Andrew Henrotin is a lifelong educator who has specialized in college preparation and college counseling over the last two decades. He earned a bachelor’s degree from the University of California, Berkeley, a Master’s degree in Education Curriculum from … [Read More About the Author]
As college admissions become more competitive (Stanford and Harvard have acceptance rates near 5%), and the majority of applicants to such selective schools have 4.0’s and nearly perfect test scores, the college essay (or personal statement) has perhaps become the most important part of a student’s application. The numbers speak for themselves: however, the essay and its personal and subjective nature give applicants a distinct opportunity to show themselves as more than a transcript and a test score—someone unique.
While colleges are placing such a premium on the essay, many admissions officers are underwhelmed by what they are reading. Failed chances to stand out have become a major source of frustration. “It’s a shame that highly qualified and accomplished students aren’t willing or able to express themselves through their writing,” explains one Ivy League admissions officer. “We know our applicants work well in the classroom and at the exam table, but we want to know if they think and write well. We want them to stand out through their personal stories.”
So, how do students AVOID MISSING OUT on this critical opportunity? Based on feedback and recommendations from admissions counselors at the nation’s most selective colleges and universities, here’s how.
Answer the question. Read the prompt and answer it. When in doubt, always refer to the prompt. Every word, every sentence, and every paragraph should relate to and address the prompt. Stay focused on the prompt. Don’t get off track.

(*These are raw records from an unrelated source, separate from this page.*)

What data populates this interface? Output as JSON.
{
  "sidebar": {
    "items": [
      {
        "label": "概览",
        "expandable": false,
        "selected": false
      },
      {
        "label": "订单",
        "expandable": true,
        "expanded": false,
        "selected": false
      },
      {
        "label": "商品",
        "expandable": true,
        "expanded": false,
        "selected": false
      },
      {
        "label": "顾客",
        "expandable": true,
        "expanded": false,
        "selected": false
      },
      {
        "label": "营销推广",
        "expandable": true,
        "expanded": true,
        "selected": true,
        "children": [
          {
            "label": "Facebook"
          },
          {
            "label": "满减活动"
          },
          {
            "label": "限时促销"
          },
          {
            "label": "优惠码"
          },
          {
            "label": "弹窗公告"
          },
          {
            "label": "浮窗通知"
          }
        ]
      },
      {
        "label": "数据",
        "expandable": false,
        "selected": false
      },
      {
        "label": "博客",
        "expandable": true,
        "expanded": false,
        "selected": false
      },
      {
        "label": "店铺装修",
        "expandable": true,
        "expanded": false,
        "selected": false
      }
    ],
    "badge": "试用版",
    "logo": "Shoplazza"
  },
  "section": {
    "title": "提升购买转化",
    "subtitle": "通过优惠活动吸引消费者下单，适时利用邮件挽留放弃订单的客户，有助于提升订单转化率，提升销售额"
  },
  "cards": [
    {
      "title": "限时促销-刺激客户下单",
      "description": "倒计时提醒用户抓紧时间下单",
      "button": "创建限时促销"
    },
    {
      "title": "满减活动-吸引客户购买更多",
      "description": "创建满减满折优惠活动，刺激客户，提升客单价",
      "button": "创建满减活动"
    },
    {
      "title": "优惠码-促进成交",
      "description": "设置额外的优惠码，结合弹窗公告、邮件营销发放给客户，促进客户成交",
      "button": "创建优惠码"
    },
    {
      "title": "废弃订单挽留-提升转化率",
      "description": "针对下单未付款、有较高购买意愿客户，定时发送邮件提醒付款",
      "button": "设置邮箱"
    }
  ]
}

Write about something that has meaning to YOU. Be authentic. Get personal. The reality is admissions people read a lot of boring essays. The primary reason is students don’t write about subjects/topics that interest themselves. If the writer is bored and uninspired, it’s quite likely the reader will be as well. Regardless of your subject’s simplicity or complexity, you must have sincere interest in and passion about it. Johns Hopkins University published a sample of Essays That Worked, and here were some of the topics: My Height; Playing 20 Questions; Ambidexterity; A Blue Armchair. Readers sense the significance of your subject/topic by the way you write about it. It is impossible to spark interest in something if you the writer don’t SHOW it. And, a summary of a resume or high school activities is not interesting to anyone!
Keep it simple. Students (and parents) get caught up in trying to write the perfect essay. There is no such thing. In fact, the more you try to impress colleges with big words (never use a word you don’t the meaning of) and trying to sound intelligent, the more watered down and boring your writing/story becomes. Also, be careful whom you share your writing. The more viewpoints and suggestions you receive, the more confusing the writing process becomes. A qualified editor is a must, but as far as the subject goes, trust yourself.
Use anecdotes (especially in your introduction). Show, don’t tell. Demand the reader’s attention from the start with a real-life moment, incident, or experience. Avoid beginning your essay with a narration about yourself, which is most likely things they already know from your application. Use the most interesting part of your story as your introduction. Don’t lose the reader’s attention right from the start. Anecdotes (examples and stories) allow readers to see what you are trying to say, rather than simply explaining it to them. Use details and specifics, show what things look like, what they feel like, what you see and hear. Don’t tell the reader you enjoy traveling. Show the reader a detailed travel moment, incident, or experience.
Begin the writing process early and write many drafts. Stay organized. Good essay writing isn’t a one-night, quick-fix endeavor. The process—brainstorming, outlining, writing, editing, revising—takes A LOT of time. Therefore, it is essential to familiarize yourself with the writing prompts at least a month before the submission deadline. As soon as you know the essay prompts you are going to address, establish a timeline to follow throughout the writing process and keep track of deadlines. Then write. And edit. And revise. And write. And edit. And revise. Find a capable writer (TTL counselor) to help with edits and revisions. When you’re finished, your final draft should be your fifth or sixth version.
Remember, you are unique, and you have one chance to show it!